▶ [RECORDS SHOWN]
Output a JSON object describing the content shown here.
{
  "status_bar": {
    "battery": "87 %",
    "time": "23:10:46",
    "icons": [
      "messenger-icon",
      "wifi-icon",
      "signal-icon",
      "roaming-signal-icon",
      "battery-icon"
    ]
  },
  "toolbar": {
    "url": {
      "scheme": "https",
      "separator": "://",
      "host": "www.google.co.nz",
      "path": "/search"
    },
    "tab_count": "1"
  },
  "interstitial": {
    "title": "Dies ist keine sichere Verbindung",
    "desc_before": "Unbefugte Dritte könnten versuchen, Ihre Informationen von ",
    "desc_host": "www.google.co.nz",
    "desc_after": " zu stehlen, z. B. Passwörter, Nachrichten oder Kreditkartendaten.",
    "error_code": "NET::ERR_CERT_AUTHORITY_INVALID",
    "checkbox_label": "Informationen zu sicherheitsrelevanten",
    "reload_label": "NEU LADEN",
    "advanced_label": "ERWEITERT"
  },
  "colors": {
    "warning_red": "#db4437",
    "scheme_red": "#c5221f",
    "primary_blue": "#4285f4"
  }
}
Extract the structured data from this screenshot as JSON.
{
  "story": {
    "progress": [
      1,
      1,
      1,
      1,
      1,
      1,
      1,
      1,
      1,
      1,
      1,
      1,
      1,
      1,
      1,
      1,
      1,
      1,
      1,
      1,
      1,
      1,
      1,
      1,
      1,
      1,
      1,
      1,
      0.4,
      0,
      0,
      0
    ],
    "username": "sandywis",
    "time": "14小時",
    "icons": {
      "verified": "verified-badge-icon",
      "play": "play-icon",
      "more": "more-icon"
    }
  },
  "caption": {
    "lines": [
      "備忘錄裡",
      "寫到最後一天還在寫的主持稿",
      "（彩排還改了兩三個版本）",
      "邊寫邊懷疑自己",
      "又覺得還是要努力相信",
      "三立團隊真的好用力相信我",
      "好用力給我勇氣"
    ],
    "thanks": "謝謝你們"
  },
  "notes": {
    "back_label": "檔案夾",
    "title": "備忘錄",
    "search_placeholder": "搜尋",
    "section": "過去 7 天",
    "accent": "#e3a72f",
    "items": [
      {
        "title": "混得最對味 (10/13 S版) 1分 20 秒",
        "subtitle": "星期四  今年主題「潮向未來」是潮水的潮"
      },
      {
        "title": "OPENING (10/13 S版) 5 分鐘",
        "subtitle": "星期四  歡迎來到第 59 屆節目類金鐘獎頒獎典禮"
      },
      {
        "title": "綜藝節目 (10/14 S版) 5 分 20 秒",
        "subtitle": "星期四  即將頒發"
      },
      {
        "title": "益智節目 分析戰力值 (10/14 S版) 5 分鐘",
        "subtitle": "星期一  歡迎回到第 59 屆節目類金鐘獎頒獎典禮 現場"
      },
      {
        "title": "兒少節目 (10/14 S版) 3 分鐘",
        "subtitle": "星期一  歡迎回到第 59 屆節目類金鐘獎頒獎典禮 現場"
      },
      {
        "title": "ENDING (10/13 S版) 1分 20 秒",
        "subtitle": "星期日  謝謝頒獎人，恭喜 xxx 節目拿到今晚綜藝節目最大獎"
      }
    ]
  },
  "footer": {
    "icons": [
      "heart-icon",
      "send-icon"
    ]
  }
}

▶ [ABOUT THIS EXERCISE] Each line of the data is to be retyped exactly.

▶ [SOLUTION TO THE PROBLEM]
Output a JSON object describing the content shown here.
{
  "status_bar": {
    "battery": "87 %",
    "time": "23:10:46",
    "icons": [
      "messenger-icon",
      "wifi-icon",
      "signal-icon",
      "roaming-signal-icon",
      "battery-icon"
    ]
  },
  "toolbar": {
    "url": {
      "scheme": "https",
      "separator": "://",
      "host": "www.google.co.nz",
      "path": "/search"
    },
    "tab_count": "1"
  },
  "interstitial": {
    "title": "Dies ist keine sichere Verbindung",
    "desc_before": "Unbefugte Dritte könnten versuchen, Ihre Informationen von ",
    "desc_host": "www.google.co.nz",
    "desc_after": " zu stehlen, z. B. Passwörter, Nachrichten oder Kreditkartendaten.",
    "error_code": "NET::ERR_CERT_AUTHORITY_INVALID",
    "checkbox_label": "Informationen zu sicherheitsrelevanten",
    "reload_label": "NEU LADEN",
    "advanced_label": "ERWEITERT"
  },
  "colors": {
    "warning_red": "#db4437",
    "scheme_red": "#c5221f",
    "primary_blue": "#4285f4"
  }
}
Extract the structured data from this screenshot as JSON.
{
  "story": {
    "progress": [
      1,
      1,
      1,
      1,
      1,
      1,
      1,
      1,
      1,
      1,
      1,
      1,
      1,
      1,
      1,
      1,
      1,
      1,
      1,
      1,
      1,
      1,
      1,
      1,
      1,
      1,
      1,
      1,
      0.4,
      0,
      0,
      0
    ],
    "username": "sandywis",
    "time": "14小時",
    "icons": {
      "verified": "verified-badge-icon",
      "play": "play-icon",
      "more": "more-icon"
    }
  },
  "caption": {
    "lines": [
      "備忘錄裡",
      "寫到最後一天還在寫的主持稿",
      "（彩排還改了兩三個版本）",
      "邊寫邊懷疑自己",
      "又覺得還是要努力相信",
      "三立團隊真的好用力相信我",
      "好用力給我勇氣"
    ],
    "thanks": "謝謝你們"
  },
  "notes": {
    "back_label": "檔案夾",
    "title": "備忘錄",
    "search_placeholder": "搜尋",
    "section": "過去 7 天",
    "accent": "#e3a72f",
    "items": [
      {
        "title": "混得最對味 (10/13 S版) 1分 20 秒",
        "subtitle": "星期四  今年主題「潮向未來」是潮水的潮"
      },
      {
        "title": "OPENING (10/13 S版) 5 分鐘",
        "subtitle": "星期四  歡迎來到第 59 屆節目類金鐘獎頒獎典禮"
      },
      {
        "title": "綜藝節目 (10/14 S版) 5 分 20 秒",
        "subtitle": "星期四  即將頒發"
      },
      {
        "title": "益智節目 分析戰力值 (10/14 S版) 5 分鐘",
        "subtitle": "星期一  歡迎回到第 59 屆節目類金鐘獎頒獎典禮 現場"
      },
      {
        "title": "兒少節目 (10/14 S版) 3 分鐘",
        "subtitle": "星期一  歡迎回到第 59 屆節目類金鐘獎頒獎典禮 現場"
      },
      {
        "title": "ENDING (10/13 S版) 1分 20 秒",
        "subtitle": "星期日  謝謝頒獎人，恭喜 xxx 節目拿到今晚綜藝節目最大獎"
      }
    ]
  },
  "footer": {
    "icons": [
      "heart-icon",
      "send-icon"
    ]
  }
}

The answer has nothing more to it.